— Daniel Marcin, HUD Staff
PA Cambridge Economic Consultants Ltd. 1987. An Evaluation of the Enterprise Zone Experiment, London: Department of the Environment, HMSO.
Leslie E. Papke. 1993. “What Do We Know about Enterprise Zones?” in Tax Policy and the Economy 7, James M. Poterba, ed. Cambridge, MA: MIT Press, 48.
“About Enterprise Zones,” HM Government website (enterprisezones.communities.gov.uk/about-enterprise-zones/). Accessed 28 May 2019.
Papke, 50, 61.
Matthew Freedman. 2013. “Targeted Business Incentives and Local Labor Markets,” Journal of Human Resources 48:2, 311–44.
Michael J. Rich and Robert P. Stoker. 2006. “Lessons and Limits: Tax Incentives and Rebuilding the Gulf Coast after Katrina,” Washington, DC: Brookings Institution.
Scott Hebert, Avis Vidal, Greg Mills, Franklin James, and Debbie Gruenstein. 2001. “Interim Assessment of the Empowerment Zones and Enterprise Communities (EZ/EC) Program: A Progress Report,” U.S. Department of Housing and Urban Development, Office of Policy Development and Research.
Matias Busso, Jesse Gregory, and Patrick Kline. 2013. “Assessing the Incidence and Efficiency of a Prominent Place Based Policy,” American Economic Review 103:2, 897–947.
Andrew Hanson. 2009. “Local employment, poverty, and property value effects of geographically-targeted tax incentives: An instrumental variables approach,” Regional Science and Urban Economics 39:6, 721–31.
Busso et al., 921–2.
Hebert et al.
Douglas J. Krupka and Douglas S. Noonan. 2009. “Empowerment zones, neighborhood change and owner-occupied housing,” Regional Science and Urban Economics 39:4, 386–96.

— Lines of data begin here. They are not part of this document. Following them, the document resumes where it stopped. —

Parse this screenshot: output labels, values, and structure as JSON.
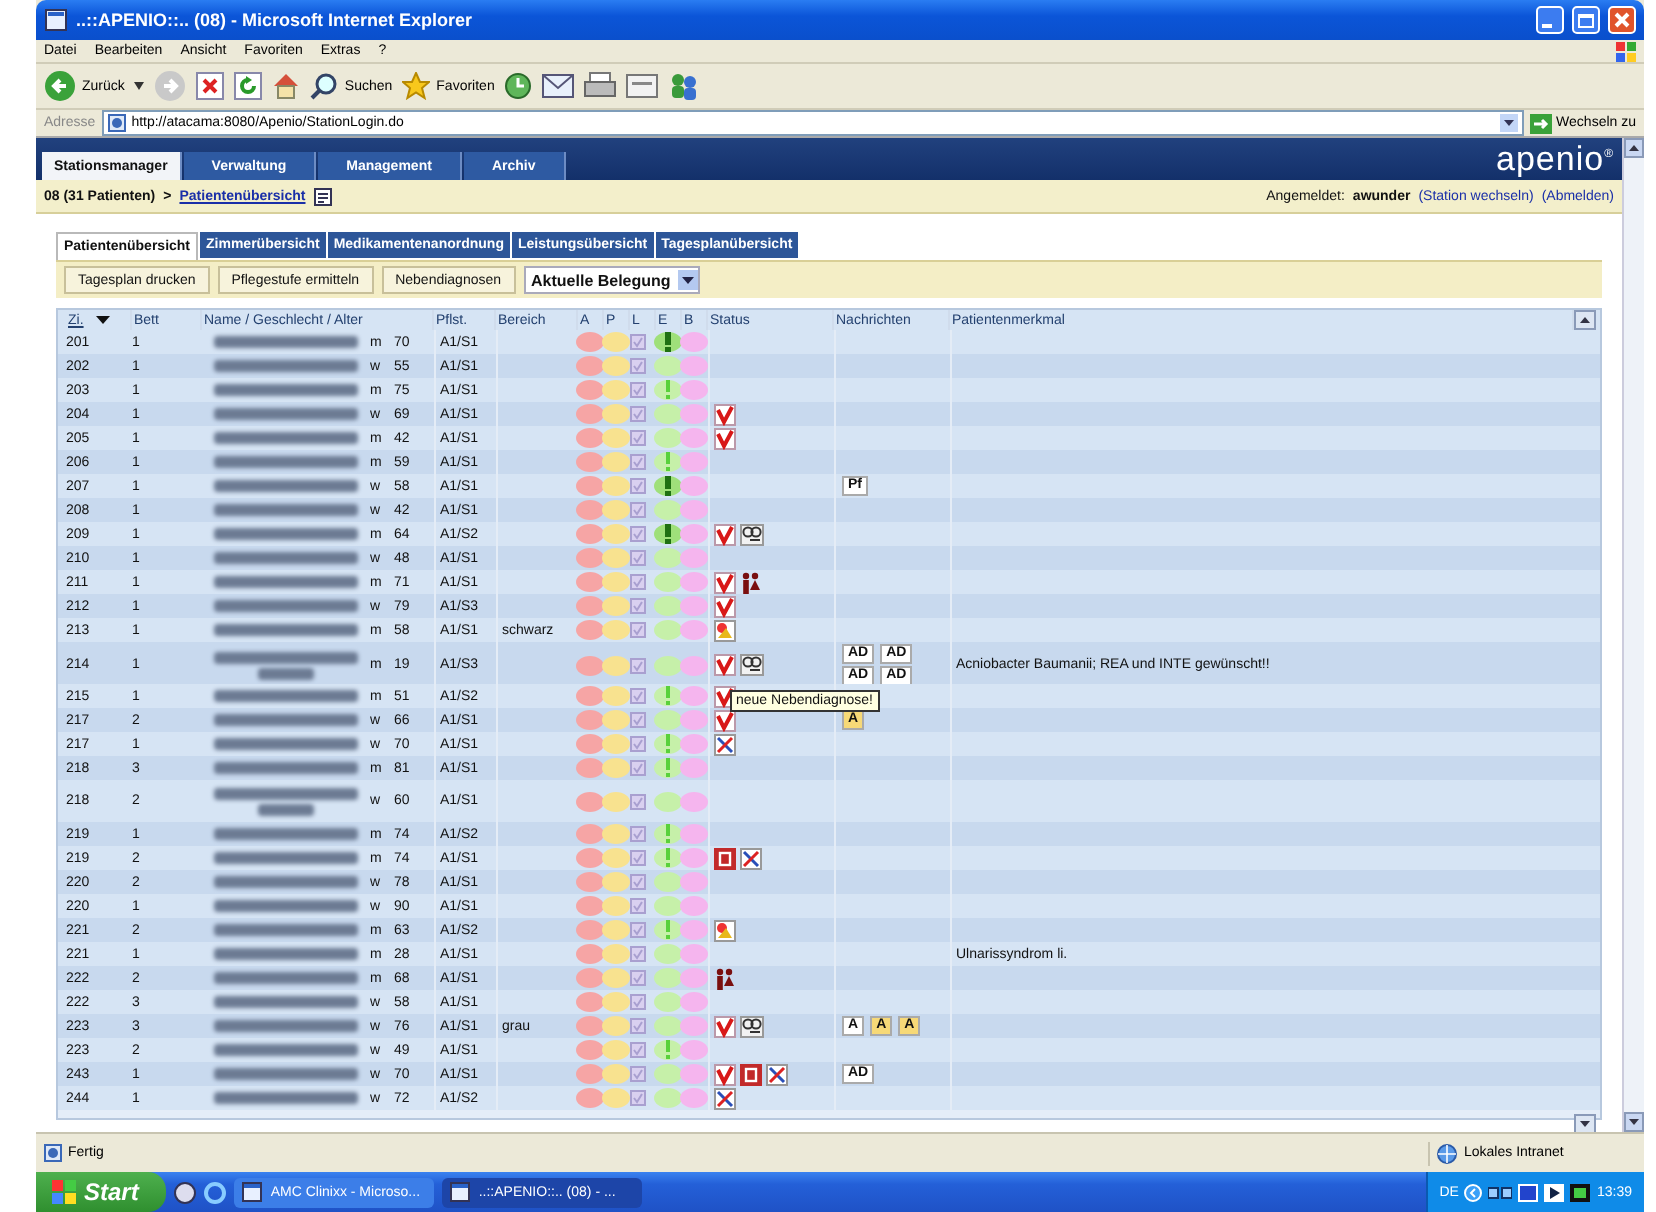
{
  "window": {
    "title": "..::APENIO::.. (08) - Microsoft Internet Explorer"
  },
  "menu": [
    "Datei",
    "Bearbeiten",
    "Ansicht",
    "Favoriten",
    "Extras",
    "?"
  ],
  "toolbar": {
    "back": "Zurück",
    "search": "Suchen",
    "favorites": "Favoriten"
  },
  "address": {
    "label": "Adresse",
    "url": "http://atacama:8080/Apenio/StationLogin.do",
    "go": "Wechseln zu"
  },
  "app": {
    "logo": "apenio$^{®}$",
    "nav": [
      {
        "label": "Stationsmanager",
        "selected": true
      },
      {
        "label": "Verwaltung",
        "selected": false
      },
      {
        "label": "Management",
        "selected": false
      },
      {
        "label": "Archiv",
        "selected": false
      }
    ],
    "breadcrumb": {
      "station": "08 (31 Patienten)",
      "separator": ">",
      "page": "Patientenübersicht"
    },
    "login": {
      "label": "Angemeldet:",
      "user": "awunder",
      "links": [
        "(Station wechseln)",
        "(Abmelden)"
      ]
    },
    "tabs": [
      {
        "label": "Patientenübersicht",
        "selected": true
      },
      {
        "label": "Zimmerübersicht",
        "selected": false
      },
      {
        "label": "Medikamentenanordnung",
        "selected": false
      },
      {
        "label": "Leistungsübersicht",
        "selected": false
      },
      {
        "label": "Tagesplanübersicht",
        "selected": false
      }
    ],
    "actions": [
      "Tagesplan drucken",
      "Pflegestufe ermitteln",
      "Nebendiagnosen"
    ],
    "view_select": {
      "value": "Aktuelle Belegung"
    }
  },
  "table": {
    "columns": [
      {
        "label": "Zi.",
        "sorted": true
      },
      {
        "label": "Bett",
        "sorted": false
      },
      {
        "label": "Name / Geschlecht / Alter",
        "sorted": false
      },
      {
        "label": "Pflst.",
        "sorted": false
      },
      {
        "label": "Bereich",
        "sorted": false
      },
      {
        "label": "A",
        "sorted": false
      },
      {
        "label": "P",
        "sorted": false
      },
      {
        "label": "L",
        "sorted": false
      },
      {
        "label": "E",
        "sorted": false
      },
      {
        "label": "B",
        "sorted": false
      },
      {
        "label": "Status",
        "sorted": false
      },
      {
        "label": "Nachrichten",
        "sorted": false
      },
      {
        "label": "Patientenmerkmal",
        "sorted": false
      }
    ],
    "rows": [
      {
        "room": "201",
        "bed": "1",
        "sex": "m",
        "age": "70",
        "level": "A1/S1",
        "name_wrapped": false,
        "alert": {
          "kind": "major"
        },
        "status": [],
        "messages": []
      },
      {
        "room": "202",
        "bed": "1",
        "sex": "w",
        "age": "55",
        "level": "A1/S1",
        "name_wrapped": false,
        "alert": {
          "kind": "none"
        },
        "status": [],
        "messages": []
      },
      {
        "room": "203",
        "bed": "1",
        "sex": "m",
        "age": "75",
        "level": "A1/S1",
        "name_wrapped": false,
        "alert": {
          "kind": "minor"
        },
        "status": [],
        "messages": []
      },
      {
        "room": "204",
        "bed": "1",
        "sex": "w",
        "age": "69",
        "level": "A1/S1",
        "name_wrapped": false,
        "alert": {
          "kind": "none"
        },
        "status": [
          {
            "kind": "check"
          }
        ],
        "messages": []
      },
      {
        "room": "205",
        "bed": "1",
        "sex": "m",
        "age": "42",
        "level": "A1/S1",
        "name_wrapped": false,
        "alert": {
          "kind": "none"
        },
        "status": [
          {
            "kind": "check"
          }
        ],
        "messages": []
      },
      {
        "room": "206",
        "bed": "1",
        "sex": "m",
        "age": "59",
        "level": "A1/S1",
        "name_wrapped": false,
        "alert": {
          "kind": "minor"
        },
        "status": [],
        "messages": []
      },
      {
        "room": "207",
        "bed": "1",
        "sex": "w",
        "age": "58",
        "level": "A1/S1",
        "name_wrapped": false,
        "alert": {
          "kind": "major"
        },
        "status": [],
        "messages": [
          {
            "text": "Pf",
            "highlighted": false
          }
        ]
      },
      {
        "room": "208",
        "bed": "1",
        "sex": "w",
        "age": "42",
        "level": "A1/S1",
        "name_wrapped": false,
        "alert": {
          "kind": "none"
        },
        "status": [],
        "messages": []
      },
      {
        "room": "209",
        "bed": "1",
        "sex": "m",
        "age": "64",
        "level": "A1/S2",
        "name_wrapped": false,
        "alert": {
          "kind": "major"
        },
        "status": [
          {
            "kind": "check"
          },
          {
            "kind": "magnifier"
          }
        ],
        "messages": []
      },
      {
        "room": "210",
        "bed": "1",
        "sex": "w",
        "age": "48",
        "level": "A1/S1",
        "name_wrapped": false,
        "alert": {
          "kind": "none"
        },
        "status": [],
        "messages": []
      },
      {
        "room": "211",
        "bed": "1",
        "sex": "m",
        "age": "71",
        "level": "A1/S1",
        "name_wrapped": false,
        "alert": {
          "kind": "none"
        },
        "status": [
          {
            "kind": "check"
          },
          {
            "kind": "figures"
          }
        ],
        "messages": []
      },
      {
        "room": "212",
        "bed": "1",
        "sex": "w",
        "age": "79",
        "level": "A1/S3",
        "name_wrapped": false,
        "alert": {
          "kind": "none"
        },
        "status": [
          {
            "kind": "check"
          }
        ],
        "messages": []
      },
      {
        "room": "213",
        "bed": "1",
        "sex": "m",
        "age": "58",
        "level": "A1/S1",
        "area": "schwarz",
        "name_wrapped": false,
        "alert": {
          "kind": "none"
        },
        "status": [
          {
            "kind": "picture"
          }
        ],
        "messages": []
      },
      {
        "room": "214",
        "bed": "1",
        "sex": "m",
        "age": "19",
        "level": "A1/S3",
        "name_wrapped": true,
        "alert": {
          "kind": "none"
        },
        "status": [
          {
            "kind": "check"
          },
          {
            "kind": "magnifier"
          }
        ],
        "messages": [
          {
            "text": "AD",
            "highlighted": false
          },
          {
            "text": "AD",
            "highlighted": false
          },
          {
            "text": "AD",
            "highlighted": false
          },
          {
            "text": "AD",
            "highlighted": false
          }
        ],
        "note": "Acniobacter Baumanii; REA und INTE gewünscht!!",
        "tooltip": "neue Nebendiagnose!"
      },
      {
        "room": "215",
        "bed": "1",
        "sex": "m",
        "age": "51",
        "level": "A1/S2",
        "name_wrapped": false,
        "alert": {
          "kind": "minor"
        },
        "status": [
          {
            "kind": "check"
          }
        ],
        "messages": []
      },
      {
        "room": "217",
        "bed": "2",
        "sex": "w",
        "age": "66",
        "level": "A1/S1",
        "name_wrapped": false,
        "alert": {
          "kind": "none"
        },
        "status": [
          {
            "kind": "check"
          }
        ],
        "messages": [
          {
            "text": "A",
            "highlighted": true
          }
        ]
      },
      {
        "room": "217",
        "bed": "1",
        "sex": "w",
        "age": "70",
        "level": "A1/S1",
        "name_wrapped": false,
        "alert": {
          "kind": "minor"
        },
        "status": [
          {
            "kind": "cross"
          }
        ],
        "messages": []
      },
      {
        "room": "218",
        "bed": "3",
        "sex": "m",
        "age": "81",
        "level": "A1/S1",
        "name_wrapped": false,
        "alert": {
          "kind": "minor"
        },
        "status": [],
        "messages": []
      },
      {
        "room": "218",
        "bed": "2",
        "sex": "w",
        "age": "60",
        "level": "A1/S1",
        "name_wrapped": true,
        "alert": {
          "kind": "none"
        },
        "status": [],
        "messages": []
      },
      {
        "room": "219",
        "bed": "1",
        "sex": "m",
        "age": "74",
        "level": "A1/S2",
        "name_wrapped": false,
        "alert": {
          "kind": "minor"
        },
        "status": [],
        "messages": []
      },
      {
        "room": "219",
        "bed": "2",
        "sex": "m",
        "age": "74",
        "level": "A1/S1",
        "name_wrapped": false,
        "alert": {
          "kind": "minor"
        },
        "status": [
          {
            "kind": "tag"
          },
          {
            "kind": "cross"
          }
        ],
        "messages": []
      },
      {
        "room": "220",
        "bed": "2",
        "sex": "w",
        "age": "78",
        "level": "A1/S1",
        "name_wrapped": false,
        "alert": {
          "kind": "none"
        },
        "status": [],
        "messages": []
      },
      {
        "room": "220",
        "bed": "1",
        "sex": "w",
        "age": "90",
        "level": "A1/S1",
        "name_wrapped": false,
        "alert": {
          "kind": "none"
        },
        "status": [],
        "messages": []
      },
      {
        "room": "221",
        "bed": "2",
        "sex": "m",
        "age": "63",
        "level": "A1/S2",
        "name_wrapped": false,
        "alert": {
          "kind": "minor"
        },
        "status": [
          {
            "kind": "picture"
          }
        ],
        "messages": []
      },
      {
        "room": "221",
        "bed": "1",
        "sex": "m",
        "age": "28",
        "level": "A1/S1",
        "name_wrapped": false,
        "alert": {
          "kind": "none"
        },
        "status": [],
        "messages": [],
        "note": "Ulnarissyndrom li."
      },
      {
        "room": "222",
        "bed": "2",
        "sex": "m",
        "age": "68",
        "level": "A1/S1",
        "name_wrapped": false,
        "alert": {
          "kind": "none"
        },
        "status": [
          {
            "kind": "figures"
          }
        ],
        "messages": []
      },
      {
        "room": "222",
        "bed": "3",
        "sex": "w",
        "age": "58",
        "level": "A1/S1",
        "name_wrapped": false,
        "alert": {
          "kind": "none"
        },
        "status": [],
        "messages": []
      },
      {
        "room": "223",
        "bed": "3",
        "sex": "w",
        "age": "76",
        "level": "A1/S1",
        "area": "grau",
        "name_wrapped": false,
        "alert": {
          "kind": "none"
        },
        "status": [
          {
            "kind": "check"
          },
          {
            "kind": "magnifier"
          }
        ],
        "messages": [
          {
            "text": "A",
            "highlighted": false
          },
          {
            "text": "A",
            "highlighted": true
          },
          {
            "text": "A",
            "highlighted": true
          }
        ]
      },
      {
        "room": "223",
        "bed": "2",
        "sex": "w",
        "age": "49",
        "level": "A1/S1",
        "name_wrapped": false,
        "alert": {
          "kind": "minor"
        },
        "status": [],
        "messages": []
      },
      {
        "room": "243",
        "bed": "1",
        "sex": "w",
        "age": "70",
        "level": "A1/S1",
        "name_wrapped": false,
        "alert": {
          "kind": "none"
        },
        "status": [
          {
            "kind": "check"
          },
          {
            "kind": "tag"
          },
          {
            "kind": "cross"
          }
        ],
        "messages": [
          {
            "text": "AD",
            "highlighted": false
          }
        ]
      },
      {
        "room": "244",
        "bed": "1",
        "sex": "w",
        "age": "72",
        "level": "A1/S2",
        "name_wrapped": false,
        "alert": {
          "kind": "none"
        },
        "status": [
          {
            "kind": "cross"
          }
        ],
        "messages": []
      }
    ]
  },
  "status_bar": {
    "text": "Fertig",
    "zone": "Lokales Intranet"
  },
  "taskbar": {
    "start": "Start",
    "tasks": [
      {
        "label": "AMC Clinixx - Microso...",
        "selected": false
      },
      {
        "label": "..::APENIO::.. (08) - ...",
        "selected": true
      }
    ],
    "lang": "DE",
    "clock": "13:39"
  }
}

C. Lockwood Reynolds and Shawn M. Rohlin. 2015. “The effects of location-based tax policies on the distribution of household income: Evidence from the federal Empowerment Zone program,” Journal of Urban Economics 88, 1–15.